I’m ready to go throught the screening.
“Beep beep, beep!!”
The security people have their eyes on me.
I have to get back.
“Your necklaces and bracelets have to be off ma’am.”
I’m now breathing like an overweight hippo that has run a mile, as I hurriedly remove my accessories.
Our luggage is scanned, then the mad rush to place everything back in the suitcases. Little Miss Ashley with her nimble fast fingers helps to order everything. We set suitcases rolling on the ground, grab the holders, then….RUN!
Everyone is busy as I take one last sweeping glance to see we’ve left nothing behind. Clothes, belts, shoes are flying off and landing into trays. Sounds and looks like striptease sessions in a busy market. Security is hawk-eyed. I keep it moving.
The signal for Sarajevo indicates we have to go through customs.
Our passports are stamped and we get through to boarding. There’s a huge crowd waiting to board. Imagine that! Our heart rate normalizes and we catch our breaths.
We purchase some overpriced drinks.
Boarding has begun.
We look forward to Backpacking the Balkans beginning for the second time with Sarajevo.
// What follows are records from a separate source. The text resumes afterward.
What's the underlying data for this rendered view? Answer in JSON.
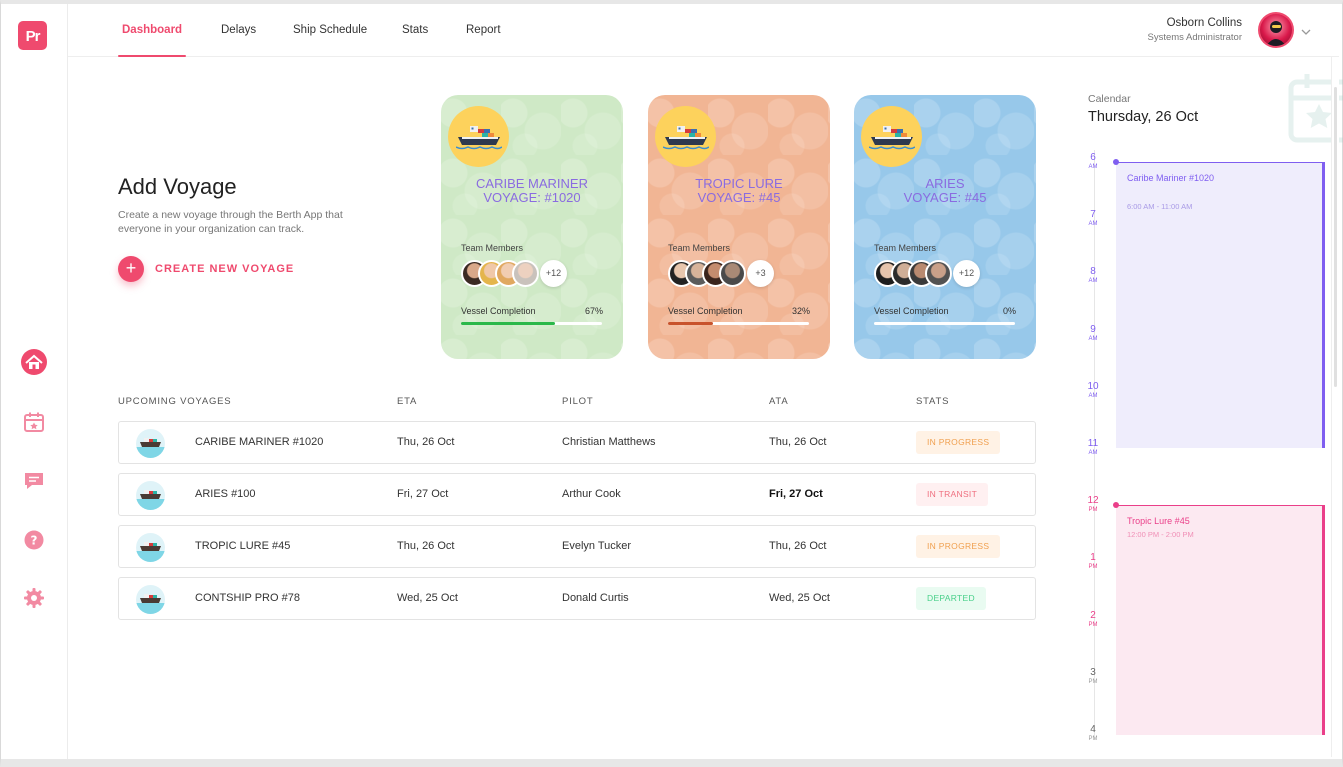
{
  "brand": {
    "logo_text": "Pr",
    "accent": "#ef4a6e"
  },
  "nav": {
    "tabs": [
      {
        "label": "Dashboard",
        "active": true
      },
      {
        "label": "Delays",
        "active": false
      },
      {
        "label": "Ship Schedule",
        "active": false
      },
      {
        "label": "Stats",
        "active": false
      },
      {
        "label": "Report",
        "active": false
      }
    ]
  },
  "user": {
    "name": "Osborn Collins",
    "role": "Systems Administrator",
    "menu_icon": "chevron-down-icon"
  },
  "sidebar": {
    "icons": [
      "home-icon",
      "calendar-icon",
      "chat-icon",
      "help-icon",
      "settings-icon"
    ],
    "active": "home-icon"
  },
  "add_voyage": {
    "title": "Add Voyage",
    "description": "Create a new voyage through the Berth App that everyone in your organization can track.",
    "button_label": "CREATE NEW VOYAGE",
    "button_icon": "plus-icon"
  },
  "voyage_cards": [
    {
      "name_line1": "CARIBE MARINER",
      "name_line2": "VOYAGE: #1020",
      "team_label": "Team Members",
      "more": "+12",
      "completion_label": "Vessel Completion",
      "completion_pct": "67%",
      "completion_value": 0.67,
      "bg": "#cfe9c6",
      "bar": "#2bb84a"
    },
    {
      "name_line1": "TROPIC LURE",
      "name_line2": "VOYAGE: #45",
      "team_label": "Team Members",
      "more": "+3",
      "completion_label": "Vessel Completion",
      "completion_pct": "32%",
      "completion_value": 0.32,
      "bg": "#f1b594",
      "bar": "#c8532c"
    },
    {
      "name_line1": "ARIES",
      "name_line2": "VOYAGE: #45",
      "team_label": "Team Members",
      "more": "+12",
      "completion_label": "Vessel Completion",
      "completion_pct": "0%",
      "completion_value": 0,
      "bg": "#97c8ea",
      "bar": "#2a6db8"
    }
  ],
  "table": {
    "headers": {
      "voyage": "UPCOMING VOYAGES",
      "eta": "ETA",
      "pilot": "PILOT",
      "ata": "ATA",
      "stats": "STATS"
    },
    "rows": [
      {
        "voyage": "CARIBE MARINER #1020",
        "eta": "Thu, 26 Oct",
        "pilot": "Christian Matthews",
        "ata": "Thu, 26 Oct",
        "status": "IN PROGRESS",
        "status_kind": "progress"
      },
      {
        "voyage": "ARIES #100",
        "eta": "Fri, 27 Oct",
        "pilot": "Arthur Cook",
        "ata": "Fri, 27 Oct",
        "status": "IN TRANSIT",
        "status_kind": "transit"
      },
      {
        "voyage": "TROPIC LURE #45",
        "eta": "Thu, 26 Oct",
        "pilot": "Evelyn Tucker",
        "ata": "Thu, 26 Oct",
        "status": "IN PROGRESS",
        "status_kind": "progress"
      },
      {
        "voyage": "CONTSHIP PRO #78",
        "eta": "Wed, 25 Oct",
        "pilot": "Donald Curtis",
        "ata": "Wed, 25 Oct",
        "status": "DEPARTED",
        "status_kind": "departed"
      }
    ]
  },
  "calendar": {
    "label": "Calendar",
    "date": "Thursday, 26 Oct",
    "hours": [
      {
        "h": "6",
        "m": "AM"
      },
      {
        "h": "7",
        "m": "AM"
      },
      {
        "h": "8",
        "m": "AM"
      },
      {
        "h": "9",
        "m": "AM"
      },
      {
        "h": "10",
        "m": "AM"
      },
      {
        "h": "11",
        "m": "AM"
      },
      {
        "h": "12",
        "m": "PM"
      },
      {
        "h": "1",
        "m": "PM"
      },
      {
        "h": "2",
        "m": "PM"
      },
      {
        "h": "3",
        "m": "PM"
      },
      {
        "h": "4",
        "m": "PM"
      }
    ],
    "events": [
      {
        "title": "Caribe Mariner #1020",
        "time": "6:00 AM - 11:00 AM",
        "color": "#7f5ef0",
        "bg": "#efedfc"
      },
      {
        "title": "Tropic Lure #45",
        "time": "12:00 PM - 2:00 PM",
        "color": "#ea3f89",
        "bg": "#fce9f1"
      }
    ]
  }
}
Have you flown through from Brussels Charleroi? How was the experience like for you?
Leave a Reply